As far as Weak Armor goes, it's worth noting that, assuming no Weak Armor, a lot of physical bulk is required to have a good chance against opposing priority users. A hypothetical 0/0 Skarmory without the Steel typing does not survive Choice Band Scizor's Bullet Punch after Stealth Rock and two turns of Life Orb recoil and sandstorm damage. Salamence, an actual example, experiences a similar situation if Scizor comes in to revenge kill (i.e. not Intimidated). Cloyster without a Shell Smash takes 40.24% - 47.71% so it might survive. So yeah, a LOT of physical bulk. I'm trying to decide what this means for the Weak Armor suggestion, but it is pretty interesting that CAP 4 would probably have issues with at least Choice Band Scizor and Choice Band Dragonite without a Defense drop.
Now, as for No Guard, maybe it's best to communicate it from a different angle. What I said before could be interpreted as a criticism of the luck factors in Pokémon in general, so I suppose that that could warrant a better explanation. See, we all know that luck is part of the game. A lot of things are part of the game, but the whole point of CAP is to alter the game to learn about some aspect of it. In this case, I claim that miss-based luck factors get in the way of the current concept. They're not irrelevant to choice-based risk; on the contrary, they are more relevant than they could be for perhaps any other concept we could come up with.
Think about it as an experiment. Consider Salamence switching into Therian Landorus (say it has to for some reason), which has a counter to the possible switch-in with Stone Edge. Stone Edge has a miss rate, so we now have two layers of risk in the same turn. Therian Landorus has to use Stone Edge to catch Salamence (and remember, there may be other factors affecting the decision), AND the move has to hit. Hence, even if our focus is on learning about the former form of risk, the latter form has a significant impact, altering the "result" of the "trial". In essence, with No Guard, we are controlling one variable to focus the results of the other. You can say whatever you want about whether luck and risk are the same or whatever, but it's not really relevant when we definitely can identify two (or more!) distinguishable forms of risk in situations like what I described.

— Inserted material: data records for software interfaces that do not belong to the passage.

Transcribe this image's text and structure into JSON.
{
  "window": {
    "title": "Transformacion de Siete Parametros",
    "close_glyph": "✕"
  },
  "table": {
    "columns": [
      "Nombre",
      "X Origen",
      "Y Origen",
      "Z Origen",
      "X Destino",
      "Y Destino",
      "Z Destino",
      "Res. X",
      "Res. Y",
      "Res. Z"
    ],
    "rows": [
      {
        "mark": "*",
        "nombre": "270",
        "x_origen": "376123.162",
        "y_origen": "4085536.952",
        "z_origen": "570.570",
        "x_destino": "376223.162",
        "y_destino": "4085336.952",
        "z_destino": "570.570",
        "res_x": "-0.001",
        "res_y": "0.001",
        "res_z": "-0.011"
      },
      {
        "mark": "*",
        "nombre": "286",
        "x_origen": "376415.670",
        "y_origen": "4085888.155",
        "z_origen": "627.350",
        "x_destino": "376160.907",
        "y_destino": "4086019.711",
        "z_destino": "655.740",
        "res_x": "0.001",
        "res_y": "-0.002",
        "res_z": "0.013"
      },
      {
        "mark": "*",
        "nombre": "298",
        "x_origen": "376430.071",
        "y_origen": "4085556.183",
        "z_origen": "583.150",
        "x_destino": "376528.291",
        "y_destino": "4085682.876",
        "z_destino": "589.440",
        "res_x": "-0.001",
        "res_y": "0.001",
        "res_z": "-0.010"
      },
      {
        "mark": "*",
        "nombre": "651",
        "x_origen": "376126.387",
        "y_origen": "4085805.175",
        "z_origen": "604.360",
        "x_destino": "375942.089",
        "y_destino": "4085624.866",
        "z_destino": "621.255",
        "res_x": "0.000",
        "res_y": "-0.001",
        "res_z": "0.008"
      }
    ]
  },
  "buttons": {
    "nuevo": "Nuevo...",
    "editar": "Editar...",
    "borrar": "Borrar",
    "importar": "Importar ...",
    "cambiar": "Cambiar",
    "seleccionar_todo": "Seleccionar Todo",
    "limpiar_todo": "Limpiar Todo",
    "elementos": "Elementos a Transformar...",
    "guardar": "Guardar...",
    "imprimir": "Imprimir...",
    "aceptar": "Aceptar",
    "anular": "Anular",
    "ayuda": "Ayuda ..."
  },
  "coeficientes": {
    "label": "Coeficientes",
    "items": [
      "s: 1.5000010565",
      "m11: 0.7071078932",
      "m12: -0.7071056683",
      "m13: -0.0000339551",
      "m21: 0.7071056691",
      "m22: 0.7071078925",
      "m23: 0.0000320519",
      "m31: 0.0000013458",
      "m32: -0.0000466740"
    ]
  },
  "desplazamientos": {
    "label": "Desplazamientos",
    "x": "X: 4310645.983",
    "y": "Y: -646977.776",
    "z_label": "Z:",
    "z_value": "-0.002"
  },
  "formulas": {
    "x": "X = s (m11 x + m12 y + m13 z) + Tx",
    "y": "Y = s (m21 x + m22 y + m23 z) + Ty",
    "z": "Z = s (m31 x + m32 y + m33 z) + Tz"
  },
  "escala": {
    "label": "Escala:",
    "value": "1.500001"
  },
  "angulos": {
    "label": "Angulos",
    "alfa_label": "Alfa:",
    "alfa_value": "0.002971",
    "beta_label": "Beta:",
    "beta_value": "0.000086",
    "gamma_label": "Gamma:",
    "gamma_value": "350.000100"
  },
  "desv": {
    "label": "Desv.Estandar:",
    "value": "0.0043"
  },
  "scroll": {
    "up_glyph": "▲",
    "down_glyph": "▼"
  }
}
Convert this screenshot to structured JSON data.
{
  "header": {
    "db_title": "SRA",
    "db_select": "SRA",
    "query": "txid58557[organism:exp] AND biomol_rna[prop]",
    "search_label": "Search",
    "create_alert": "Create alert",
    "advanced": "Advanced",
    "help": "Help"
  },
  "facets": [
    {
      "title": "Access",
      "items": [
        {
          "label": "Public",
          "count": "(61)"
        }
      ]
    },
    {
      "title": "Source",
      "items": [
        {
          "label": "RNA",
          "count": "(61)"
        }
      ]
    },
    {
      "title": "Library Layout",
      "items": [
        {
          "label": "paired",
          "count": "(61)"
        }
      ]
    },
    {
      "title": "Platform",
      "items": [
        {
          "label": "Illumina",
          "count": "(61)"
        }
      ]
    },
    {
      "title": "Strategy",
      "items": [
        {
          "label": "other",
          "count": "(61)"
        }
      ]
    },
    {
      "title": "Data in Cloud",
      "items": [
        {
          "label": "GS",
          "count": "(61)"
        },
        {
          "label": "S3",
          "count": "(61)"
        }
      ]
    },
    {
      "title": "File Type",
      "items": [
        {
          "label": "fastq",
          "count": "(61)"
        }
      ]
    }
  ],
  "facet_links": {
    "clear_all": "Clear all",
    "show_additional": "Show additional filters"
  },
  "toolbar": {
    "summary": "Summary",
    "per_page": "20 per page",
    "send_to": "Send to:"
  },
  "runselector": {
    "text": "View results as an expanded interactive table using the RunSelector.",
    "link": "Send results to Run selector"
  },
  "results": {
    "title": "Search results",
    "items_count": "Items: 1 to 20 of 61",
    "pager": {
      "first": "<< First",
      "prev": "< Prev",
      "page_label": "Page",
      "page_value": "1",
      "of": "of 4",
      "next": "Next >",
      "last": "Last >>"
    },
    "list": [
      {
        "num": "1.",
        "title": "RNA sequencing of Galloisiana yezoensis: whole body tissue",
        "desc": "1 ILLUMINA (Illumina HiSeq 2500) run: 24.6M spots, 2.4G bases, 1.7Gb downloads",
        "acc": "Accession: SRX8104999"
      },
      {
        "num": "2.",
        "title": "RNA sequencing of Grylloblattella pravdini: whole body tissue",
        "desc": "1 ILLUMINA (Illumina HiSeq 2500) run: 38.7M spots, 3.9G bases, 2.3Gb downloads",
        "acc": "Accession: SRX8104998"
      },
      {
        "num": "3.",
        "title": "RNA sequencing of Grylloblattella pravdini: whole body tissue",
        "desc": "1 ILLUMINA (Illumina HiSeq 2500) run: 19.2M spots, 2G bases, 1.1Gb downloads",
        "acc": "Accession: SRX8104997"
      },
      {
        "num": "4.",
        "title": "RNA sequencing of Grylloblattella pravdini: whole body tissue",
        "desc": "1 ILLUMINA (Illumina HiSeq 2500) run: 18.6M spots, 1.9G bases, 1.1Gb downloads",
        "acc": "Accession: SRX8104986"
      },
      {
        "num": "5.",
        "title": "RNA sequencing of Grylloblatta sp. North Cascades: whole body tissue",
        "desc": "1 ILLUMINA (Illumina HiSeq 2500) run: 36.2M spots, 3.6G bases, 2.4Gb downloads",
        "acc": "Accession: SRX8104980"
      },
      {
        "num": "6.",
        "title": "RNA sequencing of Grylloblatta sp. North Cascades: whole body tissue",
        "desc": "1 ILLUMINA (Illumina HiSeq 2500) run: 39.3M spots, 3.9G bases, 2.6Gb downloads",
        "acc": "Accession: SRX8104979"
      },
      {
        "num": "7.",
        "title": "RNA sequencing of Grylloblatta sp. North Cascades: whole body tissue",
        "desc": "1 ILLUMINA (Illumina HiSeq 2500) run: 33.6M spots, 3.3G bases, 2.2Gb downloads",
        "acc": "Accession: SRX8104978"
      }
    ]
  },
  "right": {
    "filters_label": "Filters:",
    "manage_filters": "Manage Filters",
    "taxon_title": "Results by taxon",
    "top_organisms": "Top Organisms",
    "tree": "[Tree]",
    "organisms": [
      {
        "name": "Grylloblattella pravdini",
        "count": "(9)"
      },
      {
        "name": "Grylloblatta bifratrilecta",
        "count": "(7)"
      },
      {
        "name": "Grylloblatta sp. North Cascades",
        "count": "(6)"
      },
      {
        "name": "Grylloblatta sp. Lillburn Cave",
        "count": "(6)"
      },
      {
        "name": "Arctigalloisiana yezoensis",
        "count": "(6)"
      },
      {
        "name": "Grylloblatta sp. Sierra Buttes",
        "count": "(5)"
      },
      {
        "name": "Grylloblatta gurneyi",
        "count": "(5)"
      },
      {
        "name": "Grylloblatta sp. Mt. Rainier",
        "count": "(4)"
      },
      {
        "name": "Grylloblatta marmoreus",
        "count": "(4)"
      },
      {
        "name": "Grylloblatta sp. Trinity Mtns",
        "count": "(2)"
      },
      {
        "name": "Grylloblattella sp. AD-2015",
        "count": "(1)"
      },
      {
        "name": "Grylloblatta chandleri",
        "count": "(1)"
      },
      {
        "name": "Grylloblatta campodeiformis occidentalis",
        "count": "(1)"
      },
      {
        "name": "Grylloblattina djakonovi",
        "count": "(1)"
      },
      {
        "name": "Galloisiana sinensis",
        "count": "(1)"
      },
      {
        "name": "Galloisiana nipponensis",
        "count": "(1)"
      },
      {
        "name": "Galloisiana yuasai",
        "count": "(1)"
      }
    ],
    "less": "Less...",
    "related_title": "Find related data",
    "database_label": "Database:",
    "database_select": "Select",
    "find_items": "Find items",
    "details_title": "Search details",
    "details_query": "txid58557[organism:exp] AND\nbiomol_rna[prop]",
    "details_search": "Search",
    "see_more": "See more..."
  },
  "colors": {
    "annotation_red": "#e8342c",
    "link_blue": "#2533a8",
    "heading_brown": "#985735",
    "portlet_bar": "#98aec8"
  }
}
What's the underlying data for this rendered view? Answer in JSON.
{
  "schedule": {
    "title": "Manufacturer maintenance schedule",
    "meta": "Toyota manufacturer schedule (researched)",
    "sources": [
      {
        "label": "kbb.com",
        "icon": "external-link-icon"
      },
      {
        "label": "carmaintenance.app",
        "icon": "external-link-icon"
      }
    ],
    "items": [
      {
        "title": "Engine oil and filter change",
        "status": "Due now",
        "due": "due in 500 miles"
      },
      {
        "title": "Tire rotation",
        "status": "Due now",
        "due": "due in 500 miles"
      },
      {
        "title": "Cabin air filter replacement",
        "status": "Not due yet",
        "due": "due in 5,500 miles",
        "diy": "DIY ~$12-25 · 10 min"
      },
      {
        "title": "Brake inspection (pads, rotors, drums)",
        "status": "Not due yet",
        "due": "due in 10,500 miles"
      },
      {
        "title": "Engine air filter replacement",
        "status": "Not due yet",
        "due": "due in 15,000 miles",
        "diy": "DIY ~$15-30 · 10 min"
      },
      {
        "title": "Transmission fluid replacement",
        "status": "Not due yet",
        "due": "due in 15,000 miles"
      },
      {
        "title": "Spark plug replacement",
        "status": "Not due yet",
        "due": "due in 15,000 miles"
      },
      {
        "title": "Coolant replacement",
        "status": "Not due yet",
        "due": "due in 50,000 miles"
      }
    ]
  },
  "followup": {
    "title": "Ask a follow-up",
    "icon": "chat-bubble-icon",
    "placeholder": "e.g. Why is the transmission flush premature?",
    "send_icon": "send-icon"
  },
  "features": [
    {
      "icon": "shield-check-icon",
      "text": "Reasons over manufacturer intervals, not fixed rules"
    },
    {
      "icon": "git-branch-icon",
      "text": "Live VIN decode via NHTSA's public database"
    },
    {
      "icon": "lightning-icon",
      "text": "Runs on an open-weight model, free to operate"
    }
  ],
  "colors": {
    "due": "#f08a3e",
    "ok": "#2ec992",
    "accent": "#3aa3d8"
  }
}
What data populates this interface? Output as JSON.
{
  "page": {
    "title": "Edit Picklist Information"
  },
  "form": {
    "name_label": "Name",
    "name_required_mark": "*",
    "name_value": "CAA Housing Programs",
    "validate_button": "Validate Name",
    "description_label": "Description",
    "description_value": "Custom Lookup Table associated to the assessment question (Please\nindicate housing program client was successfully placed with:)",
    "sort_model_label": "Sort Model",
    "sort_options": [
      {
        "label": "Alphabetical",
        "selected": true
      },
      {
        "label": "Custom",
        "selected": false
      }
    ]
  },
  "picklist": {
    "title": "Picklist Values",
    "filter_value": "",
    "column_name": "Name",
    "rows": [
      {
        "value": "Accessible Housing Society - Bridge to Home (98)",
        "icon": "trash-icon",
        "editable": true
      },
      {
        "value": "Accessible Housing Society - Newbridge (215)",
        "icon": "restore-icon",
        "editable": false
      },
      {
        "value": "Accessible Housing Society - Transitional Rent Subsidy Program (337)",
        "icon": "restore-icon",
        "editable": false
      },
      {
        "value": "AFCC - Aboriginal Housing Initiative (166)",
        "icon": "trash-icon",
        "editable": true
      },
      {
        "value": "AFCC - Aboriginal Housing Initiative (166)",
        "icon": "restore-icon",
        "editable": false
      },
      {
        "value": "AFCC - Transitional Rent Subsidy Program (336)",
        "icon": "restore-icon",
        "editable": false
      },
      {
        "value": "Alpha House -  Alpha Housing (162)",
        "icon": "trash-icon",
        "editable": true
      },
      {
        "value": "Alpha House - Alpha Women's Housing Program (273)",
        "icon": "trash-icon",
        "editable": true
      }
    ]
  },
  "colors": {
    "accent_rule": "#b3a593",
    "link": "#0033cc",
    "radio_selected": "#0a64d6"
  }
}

My hope with this concept has been to look at the long-term impact of "risk" on an entire match. A decision that's generically considered a "risk" may or may not be taken depending on the overall match situation. A losing player might make unpredictable desperado moves. If a specific opposing Pokémon is a pain to your team, you might take "risks" to try to get rid of it. Every decision has a context behind it. Sometimes a match degenerates into a last turn guessing game. Okay. I'm not sure how that's supposed to be detrimental to the overall idea of risk throughout a match, though.